= Task instructions =
From the data below, copy out every line in which the word "Deployment" occurs.

= Recorded information =

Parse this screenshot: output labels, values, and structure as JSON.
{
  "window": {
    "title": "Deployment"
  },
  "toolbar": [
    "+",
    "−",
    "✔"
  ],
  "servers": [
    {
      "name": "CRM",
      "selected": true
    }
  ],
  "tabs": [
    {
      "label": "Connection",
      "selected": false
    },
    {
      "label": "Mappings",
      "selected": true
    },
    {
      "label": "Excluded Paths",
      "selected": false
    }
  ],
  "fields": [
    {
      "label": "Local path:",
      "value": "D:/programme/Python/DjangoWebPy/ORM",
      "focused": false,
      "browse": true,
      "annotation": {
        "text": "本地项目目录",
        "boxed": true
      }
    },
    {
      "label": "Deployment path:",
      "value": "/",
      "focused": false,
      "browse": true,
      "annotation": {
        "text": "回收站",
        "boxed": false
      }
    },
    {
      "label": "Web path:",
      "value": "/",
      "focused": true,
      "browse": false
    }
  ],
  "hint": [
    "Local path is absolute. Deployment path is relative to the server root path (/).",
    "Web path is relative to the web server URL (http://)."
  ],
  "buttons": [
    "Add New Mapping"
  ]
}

= Response box =
    "title": "Deployment"
      "label": "Deployment path:",
    "Local path is absolute. Deployment path is relative to the server root path (/).",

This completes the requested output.